"A n art competition!” Malki shouted as she pushed past Shoshani and stormed into the seventh-grade classroom. “Fruities Yogurt is holding an art competition and they want kids to submit their ideas for a mascot.” Malki kicked her backpack under her desk. She leaned against her desk and crossed her arms across her chest. “And guess who’s gonna win?”

Every single girl in the class held their breath. Gila stopped sharpening her pencil. Ruthie stopped nibbling her cookie. Peri stopped playing Chinese jump rope with Riva. Only Shoshani carried on doodling in the back of her math notebook. And that was because she knew what was coming. And she didn’t want to hear it.

“I am!” Malki said.

No one said a word. But Tirtza laughed so hard that her red curls bounced against her shoulders.

Tirtza wasn’t afraid of Malki, Shoshani thought, slipping into her seat beside her friend. Then again, Tirtza wasn’t afraid of anyone. Not even the principal. Which was probably one of the reasons she got sent home at least once a week.

“What makes you so sure you’ll win?” Tirtza asked. “Anyone who can hold a marker will enter the competition. How do you know your mascot will be the best?”

Malki straightened up from her desk. Her black eyes flashed. “I know how to draw, okay?” she snapped. “Don’t forget… I’m probably the top student in Madame Moreau’s art club!”

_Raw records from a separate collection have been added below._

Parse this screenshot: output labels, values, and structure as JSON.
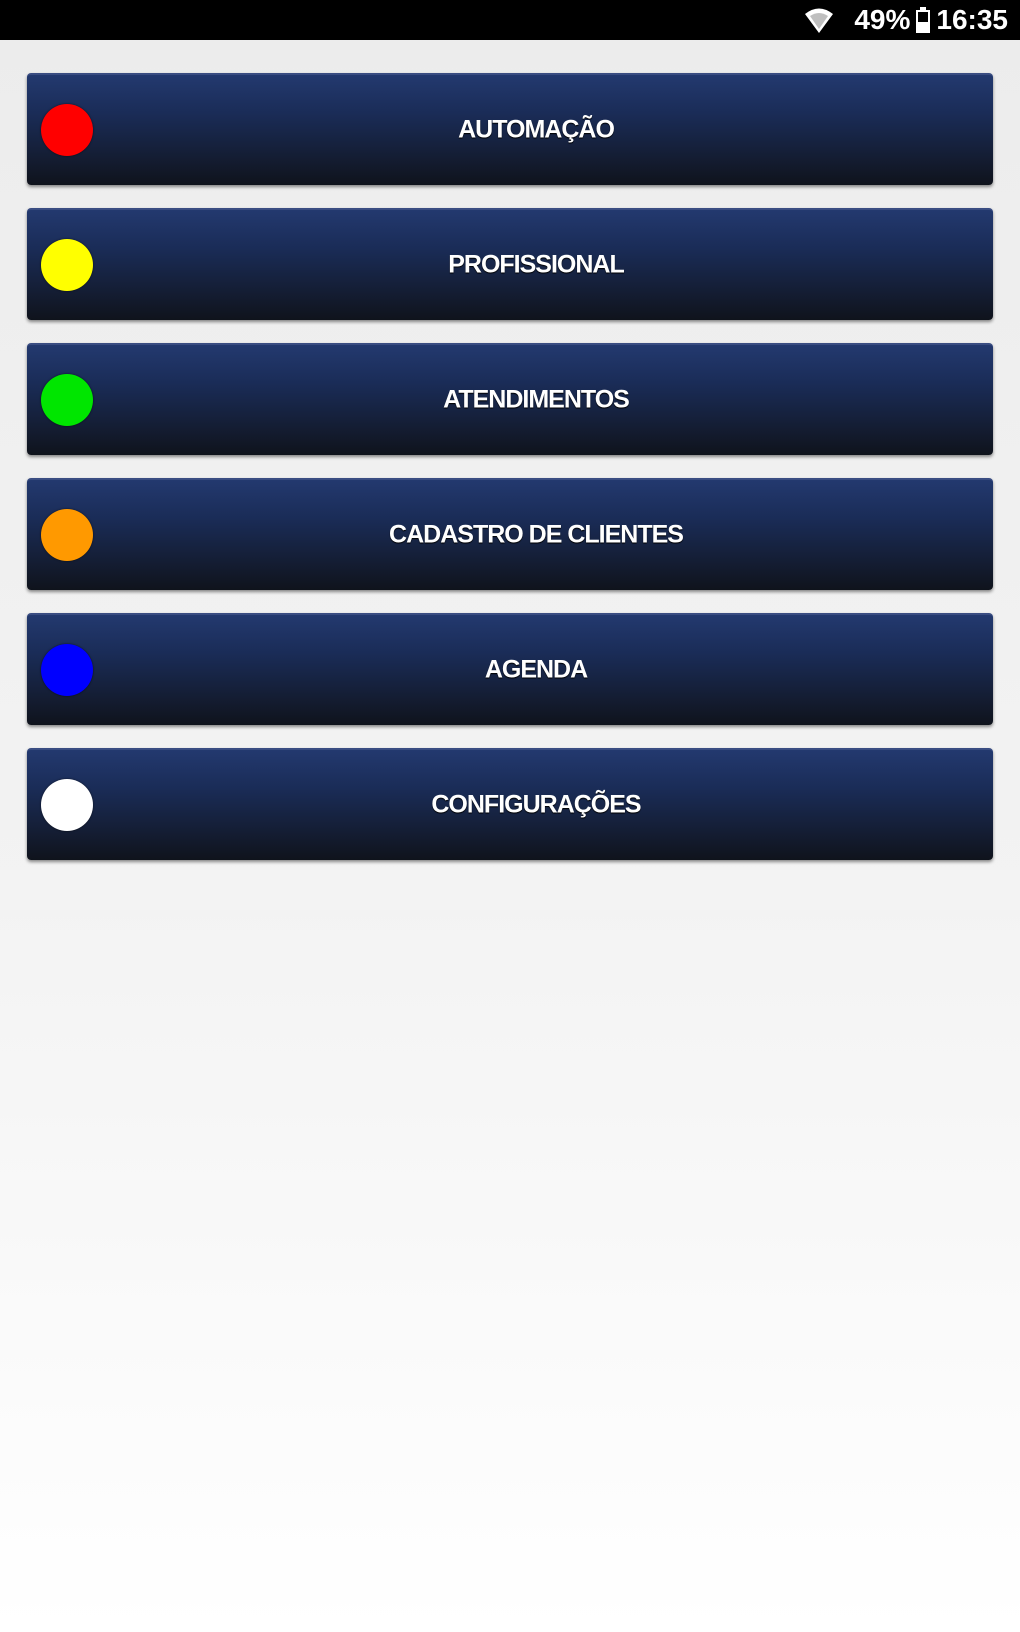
{
  "status_bar": {
    "battery_percent": "49%",
    "battery_level": 0.49,
    "time": "16:35",
    "icons": [
      "wifi-icon",
      "battery-icon"
    ]
  },
  "menu": {
    "items": [
      {
        "label": "AUTOMAÇÃO",
        "dot_color": "#ff0000",
        "icon": "red-dot-icon"
      },
      {
        "label": "PROFISSIONAL",
        "dot_color": "#ffff00",
        "icon": "yellow-dot-icon"
      },
      {
        "label": "ATENDIMENTOS",
        "dot_color": "#00e600",
        "icon": "green-dot-icon"
      },
      {
        "label": "CADASTRO DE CLIENTES",
        "dot_color": "#ff9900",
        "icon": "orange-dot-icon"
      },
      {
        "label": "AGENDA",
        "dot_color": "#0000ff",
        "icon": "blue-dot-icon"
      },
      {
        "label": "CONFIGURAÇÕES",
        "dot_color": "#ffffff",
        "icon": "white-dot-icon"
      }
    ]
  },
  "colors": {
    "status_bar_bg": "#000000",
    "button_top": "#23396f",
    "button_bottom": "#0f131c",
    "background": "#f3f3f3"
  }
}
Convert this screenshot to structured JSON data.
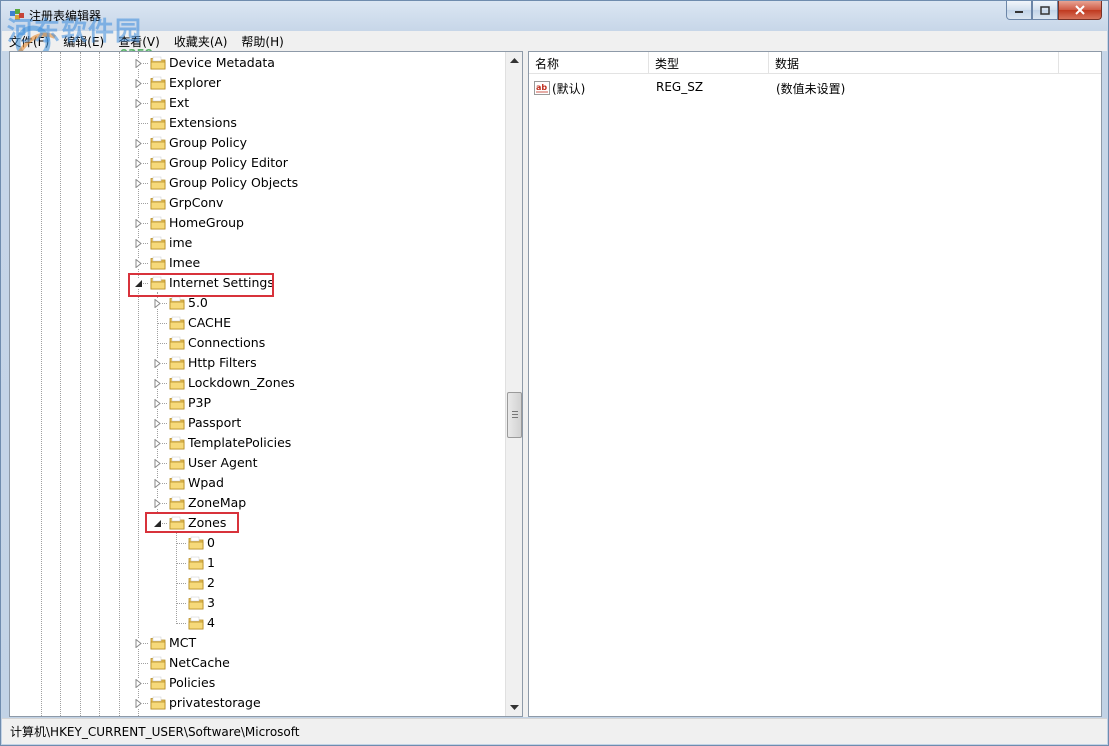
{
  "window": {
    "title": "注册表编辑器"
  },
  "watermark": {
    "text": "河东软件园",
    "url": "www.pc0359.cn"
  },
  "menu": [
    "文件(F)",
    "编辑(E)",
    "查看(V)",
    "收藏夹(A)",
    "帮助(H)"
  ],
  "tree": {
    "level1_items": [
      {
        "label": "Device Metadata",
        "expandable": true
      },
      {
        "label": "Explorer",
        "expandable": true
      },
      {
        "label": "Ext",
        "expandable": true
      },
      {
        "label": "Extensions",
        "expandable": false
      },
      {
        "label": "Group Policy",
        "expandable": true
      },
      {
        "label": "Group Policy Editor",
        "expandable": true
      },
      {
        "label": "Group Policy Objects",
        "expandable": true
      },
      {
        "label": "GrpConv",
        "expandable": false
      },
      {
        "label": "HomeGroup",
        "expandable": true
      },
      {
        "label": "ime",
        "expandable": true
      },
      {
        "label": "Imee",
        "expandable": true
      },
      {
        "label": "Internet Settings",
        "expandable": true,
        "expanded": true,
        "highlighted": true
      }
    ],
    "internet_settings_children": [
      {
        "label": "5.0",
        "expandable": true
      },
      {
        "label": "CACHE",
        "expandable": false
      },
      {
        "label": "Connections",
        "expandable": false
      },
      {
        "label": "Http Filters",
        "expandable": true
      },
      {
        "label": "Lockdown_Zones",
        "expandable": true
      },
      {
        "label": "P3P",
        "expandable": true
      },
      {
        "label": "Passport",
        "expandable": true
      },
      {
        "label": "TemplatePolicies",
        "expandable": true
      },
      {
        "label": "User Agent",
        "expandable": true
      },
      {
        "label": "Wpad",
        "expandable": true
      },
      {
        "label": "ZoneMap",
        "expandable": true
      },
      {
        "label": "Zones",
        "expandable": true,
        "expanded": true,
        "highlighted": true
      }
    ],
    "zones_children": [
      "0",
      "1",
      "2",
      "3",
      "4"
    ],
    "level1_after": [
      {
        "label": "MCT",
        "expandable": true
      },
      {
        "label": "NetCache",
        "expandable": false
      },
      {
        "label": "Policies",
        "expandable": true
      },
      {
        "label": "privatestorage",
        "expandable": true
      }
    ]
  },
  "list": {
    "columns": [
      "名称",
      "类型",
      "数据"
    ],
    "rows": [
      {
        "name": "(默认)",
        "type": "REG_SZ",
        "data": "(数值未设置)",
        "icon": "string-value-icon"
      }
    ]
  },
  "status": {
    "path": "计算机\\HKEY_CURRENT_USER\\Software\\Microsoft"
  },
  "colors": {
    "highlight_box": "#d8323b",
    "folder": "#e8c15a"
  }
}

“Yeah…” Tirtza began munching on a bag of chips, dropping every second piece. “Well, Shoshani…” She waved at Shoshani, who had already taken out her math book and was doodling in the margins. “Shoshani knows how to draw too, and she isn’t in any Madame whoever’s club.”

Malki took a step toward Tirtza just as Mrs. Ross walked into the classroom.

“You’re too dumb to know anything,” Malki whispered loudly enough for the girls around her to hear and softly enough for Mrs. Ross not to hear.

Shoshani reached for Tirtza’s hand, under the desk where Malki wouldn’t see, and gave it a squeeze.

Late that afternoon, Shoshani was drawing mascots in the sketch book that Dina, her older sister, had given her for her birthday. A cherry with a bib. A bubble with legs. Two sparrows holding wings. A strawberry with a pacifier. A bunch of dancing bananas. Shoshani chewed the tip of her pencil. They were all good. How was she going to choose which one to enter in the competition?

“Shoshani?”

Mommy was calling her. Maybe she could ask her for advice.

“I need you to walk over to Bubby’s house with her supper,” Mommy said.

Shoshani snapped shut her sketching pad. No, Mommy was too busy for things like art competitions. If she wasn’t looking after the two-year-old twins, she was at Bubby’s house. Bubby’s rheumatism had flared up and she could hardly move her fingers. Her aide, Annabelle, wasn’t coping with the workload.

“I’m coming, Mommy,” Shoshani said, slipping the sketching pad into a tote bag. Maybe she would ask Bubby to choose. (Excerpted from Mishpacha Jr., Issue 660)